• _Problem details_
Below are records to repeat exactly. Omit the pictures from the copy.

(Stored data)
--------------------------------

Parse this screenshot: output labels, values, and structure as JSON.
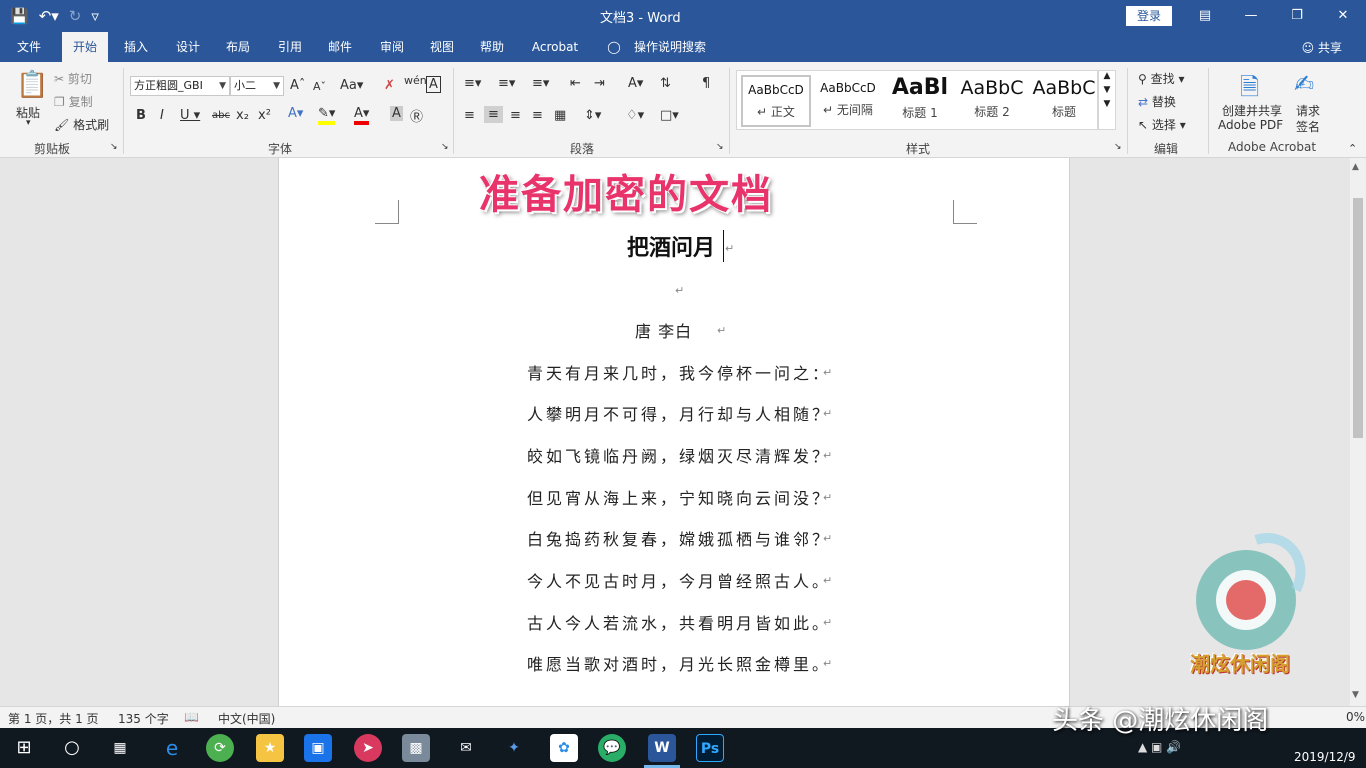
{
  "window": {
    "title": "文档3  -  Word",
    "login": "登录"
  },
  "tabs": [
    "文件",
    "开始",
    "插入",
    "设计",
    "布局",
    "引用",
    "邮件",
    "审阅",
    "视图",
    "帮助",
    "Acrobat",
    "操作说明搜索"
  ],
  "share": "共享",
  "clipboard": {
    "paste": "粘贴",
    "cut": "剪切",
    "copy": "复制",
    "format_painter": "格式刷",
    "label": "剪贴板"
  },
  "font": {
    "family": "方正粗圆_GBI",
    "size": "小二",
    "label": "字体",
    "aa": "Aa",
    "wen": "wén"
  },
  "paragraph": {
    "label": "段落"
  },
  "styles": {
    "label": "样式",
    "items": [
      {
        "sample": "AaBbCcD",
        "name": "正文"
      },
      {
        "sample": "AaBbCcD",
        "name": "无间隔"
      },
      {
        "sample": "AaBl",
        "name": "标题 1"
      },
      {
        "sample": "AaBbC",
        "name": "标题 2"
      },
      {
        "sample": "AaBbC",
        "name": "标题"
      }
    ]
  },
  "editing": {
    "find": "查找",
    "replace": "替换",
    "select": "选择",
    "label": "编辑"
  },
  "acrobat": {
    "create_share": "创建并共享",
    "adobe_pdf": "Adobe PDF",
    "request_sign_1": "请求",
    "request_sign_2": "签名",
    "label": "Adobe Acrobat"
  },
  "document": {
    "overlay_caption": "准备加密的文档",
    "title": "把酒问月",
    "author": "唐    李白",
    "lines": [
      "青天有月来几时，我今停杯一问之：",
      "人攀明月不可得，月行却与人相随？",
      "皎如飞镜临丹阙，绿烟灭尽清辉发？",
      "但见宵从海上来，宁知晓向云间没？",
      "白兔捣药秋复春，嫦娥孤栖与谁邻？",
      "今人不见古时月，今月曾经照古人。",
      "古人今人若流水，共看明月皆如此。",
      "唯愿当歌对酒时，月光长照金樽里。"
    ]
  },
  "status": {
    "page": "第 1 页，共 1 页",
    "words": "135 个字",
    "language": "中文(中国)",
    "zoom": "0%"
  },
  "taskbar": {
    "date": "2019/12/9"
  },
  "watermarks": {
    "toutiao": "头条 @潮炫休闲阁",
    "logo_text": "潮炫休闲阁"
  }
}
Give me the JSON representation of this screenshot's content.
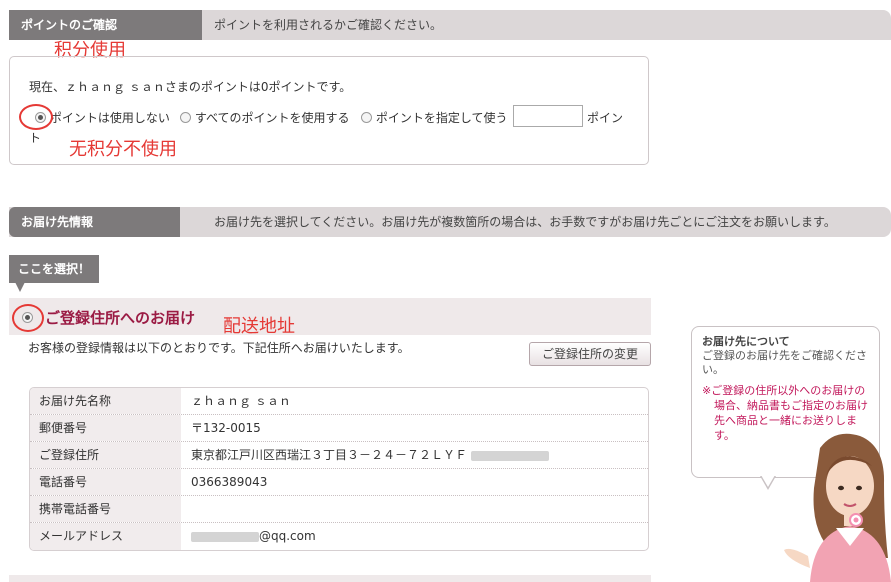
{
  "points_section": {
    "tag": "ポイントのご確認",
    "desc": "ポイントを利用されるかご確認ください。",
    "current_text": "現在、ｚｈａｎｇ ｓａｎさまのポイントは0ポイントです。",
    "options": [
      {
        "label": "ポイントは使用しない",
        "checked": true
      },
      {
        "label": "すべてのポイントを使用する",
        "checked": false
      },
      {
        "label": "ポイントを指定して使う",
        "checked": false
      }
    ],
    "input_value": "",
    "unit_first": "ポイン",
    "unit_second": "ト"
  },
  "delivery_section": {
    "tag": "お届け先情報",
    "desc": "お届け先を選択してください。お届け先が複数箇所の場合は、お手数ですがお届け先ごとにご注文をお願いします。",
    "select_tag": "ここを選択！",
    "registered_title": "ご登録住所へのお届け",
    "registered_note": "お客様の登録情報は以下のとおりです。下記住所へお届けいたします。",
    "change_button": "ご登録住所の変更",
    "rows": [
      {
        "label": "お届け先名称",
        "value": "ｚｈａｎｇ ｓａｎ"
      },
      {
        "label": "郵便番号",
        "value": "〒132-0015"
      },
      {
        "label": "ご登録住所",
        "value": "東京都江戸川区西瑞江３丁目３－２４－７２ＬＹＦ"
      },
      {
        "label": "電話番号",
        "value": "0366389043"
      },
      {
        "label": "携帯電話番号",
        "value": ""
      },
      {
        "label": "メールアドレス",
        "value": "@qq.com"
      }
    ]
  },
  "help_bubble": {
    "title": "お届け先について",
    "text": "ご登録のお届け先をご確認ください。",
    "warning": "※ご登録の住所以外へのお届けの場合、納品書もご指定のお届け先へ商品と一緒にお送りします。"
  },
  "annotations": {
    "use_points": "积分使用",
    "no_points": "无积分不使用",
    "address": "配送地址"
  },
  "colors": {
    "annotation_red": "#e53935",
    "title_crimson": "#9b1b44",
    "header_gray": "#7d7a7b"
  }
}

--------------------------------

• _The answer_
Parse this screenshot: output labels, values, and structure as JSON.
{
  "window": {
    "title": "文档3  -  Word",
    "login": "登录"
  },
  "tabs": [
    "文件",
    "开始",
    "插入",
    "设计",
    "布局",
    "引用",
    "邮件",
    "审阅",
    "视图",
    "帮助",
    "Acrobat",
    "操作说明搜索"
  ],
  "share": "共享",
  "clipboard": {
    "paste": "粘贴",
    "cut": "剪切",
    "copy": "复制",
    "format_painter": "格式刷",
    "label": "剪贴板"
  },
  "font": {
    "family": "方正粗圆_GBI",
    "size": "小二",
    "label": "字体",
    "aa": "Aa",
    "wen": "wén"
  },
  "paragraph": {
    "label": "段落"
  },
  "styles": {
    "label": "样式",
    "items": [
      {
        "sample": "AaBbCcD",
        "name": "正文"
      },
      {
        "sample": "AaBbCcD",
        "name": "无间隔"
      },
      {
        "sample": "AaBl",
        "name": "标题 1"
      },
      {
        "sample": "AaBbC",
        "name": "标题 2"
      },
      {
        "sample": "AaBbC",
        "name": "标题"
      }
    ]
  },
  "editing": {
    "find": "查找",
    "replace": "替换",
    "select": "选择",
    "label": "编辑"
  },
  "acrobat": {
    "create_share": "创建并共享",
    "adobe_pdf": "Adobe PDF",
    "request_sign_1": "请求",
    "request_sign_2": "签名",
    "label": "Adobe Acrobat"
  },
  "document": {
    "overlay_caption": "准备加密的文档",
    "title": "把酒问月",
    "author": "唐    李白",
    "lines": [
      "青天有月来几时，我今停杯一问之：",
      "人攀明月不可得，月行却与人相随？",
      "皎如飞镜临丹阙，绿烟灭尽清辉发？",
      "但见宵从海上来，宁知晓向云间没？",
      "白兔捣药秋复春，嫦娥孤栖与谁邻？",
      "今人不见古时月，今月曾经照古人。",
      "古人今人若流水，共看明月皆如此。",
      "唯愿当歌对酒时，月光长照金樽里。"
    ]
  },
  "status": {
    "page": "第 1 页，共 1 页",
    "words": "135 个字",
    "language": "中文(中国)",
    "zoom": "0%"
  },
  "taskbar": {
    "date": "2019/12/9"
  },
  "watermarks": {
    "toutiao": "头条 @潮炫休闲阁",
    "logo_text": "潮炫休闲阁"
  }
}
Give me the JSON representation of this screenshot's content.
{
  "points_section": {
    "tag": "ポイントのご確認",
    "desc": "ポイントを利用されるかご確認ください。",
    "current_text": "現在、ｚｈａｎｇ ｓａｎさまのポイントは0ポイントです。",
    "options": [
      {
        "label": "ポイントは使用しない",
        "checked": true
      },
      {
        "label": "すべてのポイントを使用する",
        "checked": false
      },
      {
        "label": "ポイントを指定して使う",
        "checked": false
      }
    ],
    "input_value": "",
    "unit_first": "ポイン",
    "unit_second": "ト"
  },
  "delivery_section": {
    "tag": "お届け先情報",
    "desc": "お届け先を選択してください。お届け先が複数箇所の場合は、お手数ですがお届け先ごとにご注文をお願いします。",
    "select_tag": "ここを選択！",
    "registered_title": "ご登録住所へのお届け",
    "registered_note": "お客様の登録情報は以下のとおりです。下記住所へお届けいたします。",
    "change_button": "ご登録住所の変更",
    "rows": [
      {
        "label": "お届け先名称",
        "value": "ｚｈａｎｇ ｓａｎ"
      },
      {
        "label": "郵便番号",
        "value": "〒132-0015"
      },
      {
        "label": "ご登録住所",
        "value": "東京都江戸川区西瑞江３丁目３－２４－７２ＬＹＦ"
      },
      {
        "label": "電話番号",
        "value": "0366389043"
      },
      {
        "label": "携帯電話番号",
        "value": ""
      },
      {
        "label": "メールアドレス",
        "value": "@qq.com"
      }
    ]
  },
  "help_bubble": {
    "title": "お届け先について",
    "text": "ご登録のお届け先をご確認ください。",
    "warning": "※ご登録の住所以外へのお届けの場合、納品書もご指定のお届け先へ商品と一緒にお送りします。"
  },
  "annotations": {
    "use_points": "积分使用",
    "no_points": "无积分不使用",
    "address": "配送地址"
  },
  "colors": {
    "annotation_red": "#e53935",
    "title_crimson": "#9b1b44",
    "header_gray": "#7d7a7b"
  }
}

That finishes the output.